GOAL OF THE EXERCISE: The expected answer comprises all lines from the entries that contain the string "JSON".

DATA FOR REVIEW:
*** Begin section ***

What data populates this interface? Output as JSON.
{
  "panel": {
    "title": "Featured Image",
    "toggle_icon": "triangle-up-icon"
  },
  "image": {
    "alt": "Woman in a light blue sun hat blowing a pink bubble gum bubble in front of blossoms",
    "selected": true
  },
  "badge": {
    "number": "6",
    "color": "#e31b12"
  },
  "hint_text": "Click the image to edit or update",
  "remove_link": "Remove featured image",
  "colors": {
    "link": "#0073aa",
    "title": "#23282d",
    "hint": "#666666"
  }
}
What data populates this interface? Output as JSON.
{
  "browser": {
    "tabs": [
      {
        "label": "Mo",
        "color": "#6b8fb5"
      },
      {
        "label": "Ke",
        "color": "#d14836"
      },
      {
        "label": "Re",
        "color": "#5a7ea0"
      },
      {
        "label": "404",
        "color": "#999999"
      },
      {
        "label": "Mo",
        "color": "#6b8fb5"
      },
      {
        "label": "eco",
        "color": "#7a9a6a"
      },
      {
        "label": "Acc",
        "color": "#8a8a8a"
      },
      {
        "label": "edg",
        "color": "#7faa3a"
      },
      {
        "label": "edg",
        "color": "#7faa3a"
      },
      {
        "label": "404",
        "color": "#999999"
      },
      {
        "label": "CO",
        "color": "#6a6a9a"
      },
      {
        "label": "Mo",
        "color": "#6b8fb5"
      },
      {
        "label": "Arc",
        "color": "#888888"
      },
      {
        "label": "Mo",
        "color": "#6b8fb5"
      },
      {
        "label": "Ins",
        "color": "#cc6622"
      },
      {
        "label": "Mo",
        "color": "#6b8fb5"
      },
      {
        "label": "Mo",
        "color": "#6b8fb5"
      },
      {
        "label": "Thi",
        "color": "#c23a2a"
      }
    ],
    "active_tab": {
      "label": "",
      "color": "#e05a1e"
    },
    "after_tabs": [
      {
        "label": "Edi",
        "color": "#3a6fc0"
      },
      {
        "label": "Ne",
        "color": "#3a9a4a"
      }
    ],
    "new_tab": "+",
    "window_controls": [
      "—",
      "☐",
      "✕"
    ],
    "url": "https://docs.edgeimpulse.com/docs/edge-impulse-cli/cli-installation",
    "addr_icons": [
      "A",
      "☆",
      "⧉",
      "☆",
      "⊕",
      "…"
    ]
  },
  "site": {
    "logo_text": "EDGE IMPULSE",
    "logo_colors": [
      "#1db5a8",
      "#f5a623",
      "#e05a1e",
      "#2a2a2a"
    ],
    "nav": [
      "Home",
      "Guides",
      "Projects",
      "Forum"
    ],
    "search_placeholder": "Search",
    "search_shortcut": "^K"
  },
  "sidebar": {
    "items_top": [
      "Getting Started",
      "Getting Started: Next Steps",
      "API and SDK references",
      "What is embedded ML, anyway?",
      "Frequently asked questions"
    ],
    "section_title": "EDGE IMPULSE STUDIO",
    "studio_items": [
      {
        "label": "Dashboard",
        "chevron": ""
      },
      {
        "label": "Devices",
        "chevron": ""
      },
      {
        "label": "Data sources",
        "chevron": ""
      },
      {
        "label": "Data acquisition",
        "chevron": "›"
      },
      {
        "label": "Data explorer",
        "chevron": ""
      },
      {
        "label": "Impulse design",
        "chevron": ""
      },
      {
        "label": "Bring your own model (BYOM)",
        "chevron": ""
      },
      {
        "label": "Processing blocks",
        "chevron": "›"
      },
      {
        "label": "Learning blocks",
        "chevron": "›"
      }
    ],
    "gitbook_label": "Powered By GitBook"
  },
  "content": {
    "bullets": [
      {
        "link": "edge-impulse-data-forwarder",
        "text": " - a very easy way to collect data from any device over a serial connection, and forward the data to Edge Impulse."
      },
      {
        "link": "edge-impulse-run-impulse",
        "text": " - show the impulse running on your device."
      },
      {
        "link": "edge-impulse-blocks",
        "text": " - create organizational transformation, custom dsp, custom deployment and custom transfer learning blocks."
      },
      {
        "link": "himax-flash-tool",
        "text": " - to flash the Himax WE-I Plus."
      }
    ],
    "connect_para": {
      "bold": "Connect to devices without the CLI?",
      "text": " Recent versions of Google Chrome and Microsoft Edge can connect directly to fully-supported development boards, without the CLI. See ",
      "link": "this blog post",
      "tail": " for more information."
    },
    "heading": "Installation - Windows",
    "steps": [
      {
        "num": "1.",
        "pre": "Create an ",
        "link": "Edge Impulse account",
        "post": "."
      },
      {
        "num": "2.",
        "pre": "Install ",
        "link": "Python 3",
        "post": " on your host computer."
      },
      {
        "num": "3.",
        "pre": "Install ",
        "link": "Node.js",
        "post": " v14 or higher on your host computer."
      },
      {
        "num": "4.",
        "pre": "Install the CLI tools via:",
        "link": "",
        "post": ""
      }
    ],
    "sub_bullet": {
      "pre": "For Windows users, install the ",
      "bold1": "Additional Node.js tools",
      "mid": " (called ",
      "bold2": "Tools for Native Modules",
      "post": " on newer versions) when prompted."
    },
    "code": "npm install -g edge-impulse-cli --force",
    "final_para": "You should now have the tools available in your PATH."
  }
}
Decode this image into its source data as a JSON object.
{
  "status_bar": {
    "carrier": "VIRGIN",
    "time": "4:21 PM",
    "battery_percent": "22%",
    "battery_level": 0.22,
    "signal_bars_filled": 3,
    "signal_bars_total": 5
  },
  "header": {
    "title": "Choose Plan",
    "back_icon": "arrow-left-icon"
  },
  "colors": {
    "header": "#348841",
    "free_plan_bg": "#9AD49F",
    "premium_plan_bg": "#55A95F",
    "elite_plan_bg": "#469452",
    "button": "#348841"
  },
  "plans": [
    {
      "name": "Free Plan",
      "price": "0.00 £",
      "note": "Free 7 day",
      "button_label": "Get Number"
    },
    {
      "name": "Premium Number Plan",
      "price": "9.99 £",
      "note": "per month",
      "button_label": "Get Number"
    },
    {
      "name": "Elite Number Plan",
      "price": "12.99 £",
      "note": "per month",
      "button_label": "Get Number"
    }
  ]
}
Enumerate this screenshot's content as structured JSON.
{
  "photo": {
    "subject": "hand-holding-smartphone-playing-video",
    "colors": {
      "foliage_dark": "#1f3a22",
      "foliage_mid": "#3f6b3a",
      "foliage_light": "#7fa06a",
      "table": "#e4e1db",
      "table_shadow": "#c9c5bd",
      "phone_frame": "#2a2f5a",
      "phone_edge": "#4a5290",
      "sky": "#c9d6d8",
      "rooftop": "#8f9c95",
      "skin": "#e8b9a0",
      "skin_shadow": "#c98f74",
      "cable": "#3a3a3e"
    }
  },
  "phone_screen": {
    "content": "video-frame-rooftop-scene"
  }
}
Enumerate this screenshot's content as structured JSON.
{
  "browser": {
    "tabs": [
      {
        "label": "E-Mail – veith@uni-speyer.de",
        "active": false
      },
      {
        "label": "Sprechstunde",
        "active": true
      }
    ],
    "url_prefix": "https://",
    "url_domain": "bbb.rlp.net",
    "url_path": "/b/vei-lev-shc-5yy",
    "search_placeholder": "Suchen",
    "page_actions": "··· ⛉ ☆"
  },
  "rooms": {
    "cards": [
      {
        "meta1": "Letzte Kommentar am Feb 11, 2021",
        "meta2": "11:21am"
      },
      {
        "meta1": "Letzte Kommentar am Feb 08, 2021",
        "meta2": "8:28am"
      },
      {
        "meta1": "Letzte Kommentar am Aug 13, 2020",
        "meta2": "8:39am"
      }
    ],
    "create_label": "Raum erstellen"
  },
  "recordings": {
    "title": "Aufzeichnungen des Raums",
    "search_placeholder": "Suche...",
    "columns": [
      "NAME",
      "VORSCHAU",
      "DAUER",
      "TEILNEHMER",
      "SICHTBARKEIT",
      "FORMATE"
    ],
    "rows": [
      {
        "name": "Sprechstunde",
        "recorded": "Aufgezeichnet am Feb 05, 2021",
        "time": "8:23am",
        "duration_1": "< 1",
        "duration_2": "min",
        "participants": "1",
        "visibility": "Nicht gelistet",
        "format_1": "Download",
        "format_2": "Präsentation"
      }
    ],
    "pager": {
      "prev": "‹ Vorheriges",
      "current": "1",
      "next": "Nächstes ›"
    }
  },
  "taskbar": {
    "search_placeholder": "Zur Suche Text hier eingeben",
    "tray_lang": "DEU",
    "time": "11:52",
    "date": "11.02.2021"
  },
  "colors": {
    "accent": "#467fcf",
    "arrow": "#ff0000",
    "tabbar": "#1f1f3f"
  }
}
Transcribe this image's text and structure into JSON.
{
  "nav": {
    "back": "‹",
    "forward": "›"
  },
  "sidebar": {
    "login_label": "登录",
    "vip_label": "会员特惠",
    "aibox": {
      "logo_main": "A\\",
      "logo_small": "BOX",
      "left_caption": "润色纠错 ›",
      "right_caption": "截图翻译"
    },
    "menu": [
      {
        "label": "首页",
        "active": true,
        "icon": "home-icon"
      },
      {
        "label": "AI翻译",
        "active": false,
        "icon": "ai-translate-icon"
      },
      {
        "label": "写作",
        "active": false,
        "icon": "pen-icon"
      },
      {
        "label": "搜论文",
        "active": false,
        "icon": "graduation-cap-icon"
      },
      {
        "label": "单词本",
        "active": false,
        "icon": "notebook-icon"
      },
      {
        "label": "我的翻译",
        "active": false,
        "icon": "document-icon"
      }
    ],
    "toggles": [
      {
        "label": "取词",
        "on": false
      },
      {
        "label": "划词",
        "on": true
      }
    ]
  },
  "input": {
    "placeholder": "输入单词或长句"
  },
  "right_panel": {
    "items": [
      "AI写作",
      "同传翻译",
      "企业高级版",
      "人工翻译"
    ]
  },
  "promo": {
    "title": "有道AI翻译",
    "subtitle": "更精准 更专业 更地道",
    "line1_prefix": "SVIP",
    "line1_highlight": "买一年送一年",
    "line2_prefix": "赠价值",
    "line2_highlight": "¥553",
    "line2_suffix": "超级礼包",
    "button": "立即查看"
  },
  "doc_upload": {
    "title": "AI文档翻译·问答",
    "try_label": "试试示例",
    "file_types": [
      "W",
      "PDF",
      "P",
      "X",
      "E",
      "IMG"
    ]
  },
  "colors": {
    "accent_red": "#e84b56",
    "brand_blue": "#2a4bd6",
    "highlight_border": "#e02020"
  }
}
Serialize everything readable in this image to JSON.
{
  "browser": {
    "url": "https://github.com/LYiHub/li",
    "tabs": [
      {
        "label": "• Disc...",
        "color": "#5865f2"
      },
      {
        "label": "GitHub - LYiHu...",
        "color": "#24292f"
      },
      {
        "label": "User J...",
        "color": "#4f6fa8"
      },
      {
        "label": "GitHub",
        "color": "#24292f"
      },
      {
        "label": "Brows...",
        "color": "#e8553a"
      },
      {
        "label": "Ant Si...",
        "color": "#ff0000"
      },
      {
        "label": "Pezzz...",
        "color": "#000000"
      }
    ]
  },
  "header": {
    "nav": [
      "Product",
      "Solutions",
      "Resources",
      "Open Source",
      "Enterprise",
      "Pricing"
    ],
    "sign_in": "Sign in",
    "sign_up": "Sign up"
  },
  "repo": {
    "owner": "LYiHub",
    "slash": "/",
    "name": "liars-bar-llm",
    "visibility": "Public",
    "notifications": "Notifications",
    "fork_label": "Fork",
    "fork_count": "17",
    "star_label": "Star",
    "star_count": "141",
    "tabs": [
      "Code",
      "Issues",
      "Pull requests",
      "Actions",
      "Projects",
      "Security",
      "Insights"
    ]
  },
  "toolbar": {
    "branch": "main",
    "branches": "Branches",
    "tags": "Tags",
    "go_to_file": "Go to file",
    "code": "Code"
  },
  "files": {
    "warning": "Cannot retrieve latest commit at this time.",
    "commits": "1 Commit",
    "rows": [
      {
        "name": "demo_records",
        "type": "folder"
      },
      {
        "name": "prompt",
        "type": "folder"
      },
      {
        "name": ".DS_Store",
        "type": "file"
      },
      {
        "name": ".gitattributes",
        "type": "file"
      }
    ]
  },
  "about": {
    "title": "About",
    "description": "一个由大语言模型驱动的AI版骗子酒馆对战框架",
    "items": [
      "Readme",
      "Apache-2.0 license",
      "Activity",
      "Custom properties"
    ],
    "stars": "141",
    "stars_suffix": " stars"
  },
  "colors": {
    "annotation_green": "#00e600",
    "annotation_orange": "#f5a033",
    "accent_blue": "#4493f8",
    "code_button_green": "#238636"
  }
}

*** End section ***

EXERCISE SOLUTION:
What data populates this interface? Output as JSON.
What data populates this interface? Output as JSON.
Decode this image into its source data as a JSON object.
Enumerate this screenshot's content as structured JSON.
Enumerate this screenshot's content as structured JSON.
Transcribe this image's text and structure into JSON.
Serialize everything readable in this image to JSON.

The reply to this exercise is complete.